I was under the impression that most particles in computational chemistry were treated as point charges. If this is true, wouldn't there be no need to include neutrons as a separate entity in ground state calculations? Or are particles not treated as point charges?
Depends on what you mean by 'computational chemistry'.
In the most common sense of the term, where the aim of a given calculation is determination of the electronic structure of a particular system, each entire nucleus is treated as a classical point charge/mass. Thus, neutrons are not explicitly accounted for, aside from their effect on the various nuclear masses in, say, vibrational frequency analysis or in estimates of the kinetic isotope effect.
If you're referring to quantum models of the nucleus, though, then this statement of yours is incorrect:
... most particles in computational chemistry [are] treated as point charges.
In these nuclear computations, if the nucleons were being treated classically it would be correct to say that they are treated as point particles since, as you correctly note, neutrons carry no charge, and proper representation of both the neutrons and protons is necessary in order to obtain an accurate model.

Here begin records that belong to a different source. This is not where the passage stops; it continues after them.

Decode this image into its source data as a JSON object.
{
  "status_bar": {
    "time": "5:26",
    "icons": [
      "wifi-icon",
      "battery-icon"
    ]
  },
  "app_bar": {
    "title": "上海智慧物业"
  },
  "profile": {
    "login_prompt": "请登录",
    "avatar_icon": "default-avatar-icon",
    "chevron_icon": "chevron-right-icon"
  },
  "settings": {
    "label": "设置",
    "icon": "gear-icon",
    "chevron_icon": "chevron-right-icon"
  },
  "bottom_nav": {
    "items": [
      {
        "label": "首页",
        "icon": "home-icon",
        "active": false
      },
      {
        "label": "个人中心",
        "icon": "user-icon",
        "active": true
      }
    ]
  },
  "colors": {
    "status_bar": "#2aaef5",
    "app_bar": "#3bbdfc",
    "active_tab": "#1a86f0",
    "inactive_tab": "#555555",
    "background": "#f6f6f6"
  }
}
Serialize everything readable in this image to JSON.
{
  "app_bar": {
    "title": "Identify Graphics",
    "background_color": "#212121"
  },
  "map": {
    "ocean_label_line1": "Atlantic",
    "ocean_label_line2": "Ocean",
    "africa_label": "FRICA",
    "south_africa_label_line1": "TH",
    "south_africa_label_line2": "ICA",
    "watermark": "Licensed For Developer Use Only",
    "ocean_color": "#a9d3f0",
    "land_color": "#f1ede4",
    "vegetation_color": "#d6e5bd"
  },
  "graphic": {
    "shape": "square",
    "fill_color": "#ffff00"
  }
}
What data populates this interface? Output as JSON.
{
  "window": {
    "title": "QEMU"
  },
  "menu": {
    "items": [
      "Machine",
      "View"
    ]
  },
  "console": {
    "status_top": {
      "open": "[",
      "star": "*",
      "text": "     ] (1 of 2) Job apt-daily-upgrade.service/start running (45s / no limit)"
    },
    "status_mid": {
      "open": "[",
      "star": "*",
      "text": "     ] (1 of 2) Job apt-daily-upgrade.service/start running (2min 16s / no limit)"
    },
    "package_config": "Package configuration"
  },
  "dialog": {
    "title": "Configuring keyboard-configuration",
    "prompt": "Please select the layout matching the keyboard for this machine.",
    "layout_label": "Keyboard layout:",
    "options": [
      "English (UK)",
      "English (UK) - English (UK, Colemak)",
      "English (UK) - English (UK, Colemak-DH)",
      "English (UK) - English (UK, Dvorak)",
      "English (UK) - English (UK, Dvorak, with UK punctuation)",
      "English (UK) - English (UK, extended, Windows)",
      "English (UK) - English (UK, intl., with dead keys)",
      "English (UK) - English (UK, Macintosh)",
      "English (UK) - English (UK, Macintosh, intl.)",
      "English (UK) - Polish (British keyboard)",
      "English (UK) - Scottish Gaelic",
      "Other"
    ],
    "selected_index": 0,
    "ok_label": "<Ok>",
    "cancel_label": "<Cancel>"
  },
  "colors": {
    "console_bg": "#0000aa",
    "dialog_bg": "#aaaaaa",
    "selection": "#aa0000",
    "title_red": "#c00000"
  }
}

However, as noted quite correctly by Mithoron in a comment, for quantum modeling of the nucleus, the protons and neutrons are not treated as particles but instead as contributors to the nuclear wavefunction.